It's nearly the second anniversary of the federal Can-Spam Act, and the Federal Trade Commission acknowledges that it can't prove the legislation has had any effect on junk mail volume.
Even by the FTC's admission, the law has failed to stop spam. "We're not here saying that the spam problem is solved," said the FTC's Panes. "We're saying that we're making progress. Neither the FTC nor Congress thought CAN-SPAM would be the sole solution to the problem."

As proof of CAN-SPAM's effectiveness as a law enforcement tool, Panes announced eight new lawsuits filed by the FTC, its Canadian counterpart, and the Attorney Generals from Florida, Texas, and North Carolina.

The eight lawsuits, collectively dubbed "Operation Button Push," accuse 10 people of breaking various provisions of the CAN-SPAM Act, or Canada's Competition Act. Some of the spammers have had their assets frozen and their spamming stopped. Others of the eight lawsuits have only just been filed.
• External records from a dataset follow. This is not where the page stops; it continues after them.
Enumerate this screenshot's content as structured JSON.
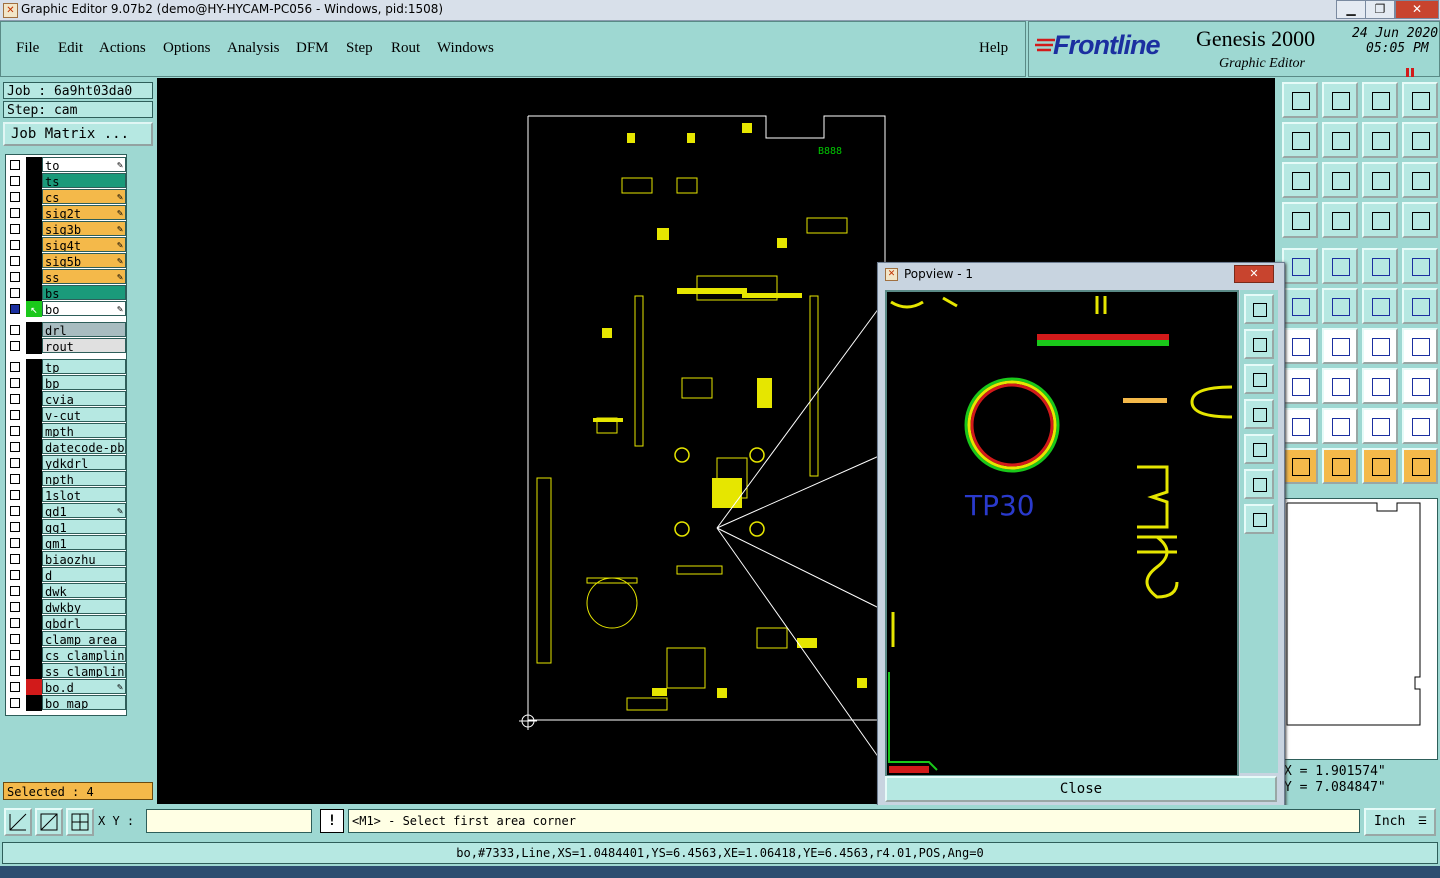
{
  "window": {
    "title": "Graphic Editor 9.07b2 (demo@HY-HYCAM-PC056 - Windows, pid:1508)",
    "min": "▁",
    "max": "❐",
    "close": "✕"
  },
  "menubar": {
    "items": [
      "File",
      "Edit",
      "Actions",
      "Options",
      "Analysis",
      "DFM",
      "Step",
      "Rout",
      "Windows"
    ],
    "help": "Help"
  },
  "brand": {
    "logo": "Frontline",
    "product": "Genesis 2000",
    "subtitle": "Graphic Editor",
    "date": "24 Jun 2020",
    "time": "05:05 PM"
  },
  "job": {
    "job_label": "Job : 6a9ht03da0",
    "step_label": "Step: cam",
    "job_matrix": "Job Matrix ..."
  },
  "layers": [
    {
      "name": "to",
      "color": "#ffffff",
      "edit": true
    },
    {
      "name": "ts",
      "color": "#1a9a7a",
      "edit": false
    },
    {
      "name": "cs",
      "color": "#f4b94a",
      "edit": true
    },
    {
      "name": "sig2t",
      "color": "#f4b94a",
      "edit": true
    },
    {
      "name": "sig3b",
      "color": "#f4b94a",
      "edit": true
    },
    {
      "name": "sig4t",
      "color": "#f4b94a",
      "edit": true
    },
    {
      "name": "sig5b",
      "color": "#f4b94a",
      "edit": true
    },
    {
      "name": "ss",
      "color": "#f4b94a",
      "edit": true
    },
    {
      "name": "bs",
      "color": "#1a9a7a",
      "edit": false
    },
    {
      "name": "bo",
      "color": "#ffffff",
      "edit": true,
      "active": true
    },
    {
      "name": "drl",
      "color": "#a8bcc0",
      "edit": false,
      "gap": true
    },
    {
      "name": "rout",
      "color": "#e0e0e0",
      "edit": false
    },
    {
      "name": "tp",
      "color": "#b6e8e2",
      "edit": false,
      "gap": true
    },
    {
      "name": "bp",
      "color": "#b6e8e2",
      "edit": false
    },
    {
      "name": "cvia",
      "color": "#b6e8e2",
      "edit": false
    },
    {
      "name": "v-cut",
      "color": "#b6e8e2",
      "edit": false
    },
    {
      "name": "mpth",
      "color": "#b6e8e2",
      "edit": false
    },
    {
      "name": "datecode-pbc",
      "color": "#b6e8e2",
      "edit": false
    },
    {
      "name": "ydkdrl",
      "color": "#b6e8e2",
      "edit": false
    },
    {
      "name": "npth",
      "color": "#b6e8e2",
      "edit": false
    },
    {
      "name": "1slot",
      "color": "#b6e8e2",
      "edit": false
    },
    {
      "name": "gd1",
      "color": "#b6e8e2",
      "edit": true
    },
    {
      "name": "gg1",
      "color": "#b6e8e2",
      "edit": false
    },
    {
      "name": "gm1",
      "color": "#b6e8e2",
      "edit": false
    },
    {
      "name": "biaozhu",
      "color": "#b6e8e2",
      "edit": false
    },
    {
      "name": "d",
      "color": "#b6e8e2",
      "edit": false
    },
    {
      "name": "dwk",
      "color": "#b6e8e2",
      "edit": false
    },
    {
      "name": "dwkby",
      "color": "#b6e8e2",
      "edit": false
    },
    {
      "name": "gbdrl",
      "color": "#b6e8e2",
      "edit": false
    },
    {
      "name": "clamp_area",
      "color": "#b6e8e2",
      "edit": false
    },
    {
      "name": "cs_clampline",
      "color": "#b6e8e2",
      "edit": false
    },
    {
      "name": "ss_clampline",
      "color": "#b6e8e2",
      "edit": false
    },
    {
      "name": "bo.d",
      "color": "#b6e8e2",
      "edit": true,
      "red": true
    },
    {
      "name": "bo_map",
      "color": "#b6e8e2",
      "edit": false
    }
  ],
  "selected_label": "Selected : 4",
  "popview": {
    "title": "Popview - 1",
    "close_label": "Close",
    "tp_label": "TP30"
  },
  "canvas": {
    "board_label": "B888"
  },
  "coords": {
    "x": "X = 1.901574\"",
    "y": "Y = 7.084847\""
  },
  "cmd": {
    "xy_label": "X Y :",
    "xy_value": "",
    "excl": "!",
    "prompt": "<M1> - Select first area corner",
    "units": "Inch"
  },
  "status": "bo,#7333,Line,XS=1.0484401,YS=6.4563,XE=1.06418,YE=6.4563,r4.01,POS,Ang=0",
  "colors": {
    "panel": "#9ed8d2",
    "canvas": "#000000",
    "accent": "#f4b94a",
    "pcb": "#e6e600"
  }
}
The FTC, said Panes, has filed 21 lawsuits against spammers using the CAN-SPAM Act, and in the same two-year period, has worked with partners such as states or foreign governments on 50 other cases involving over 750 defendants.

Bottom-line, said Panes, is that Americans are receiving less spam now than they were in 2003.

But are they?

"It's true that we've seen some drops in the volume of spam," said MX Logic's Chasin. "In 2005, 68 percent of all e-mail we surveyed was spam. That's down from 77 percent in 2004. But we need more data to be sure. Spam has its spikes, its ups and downs."

The FTC report to Congress can be downloaded in PDF format from the agency's Web site.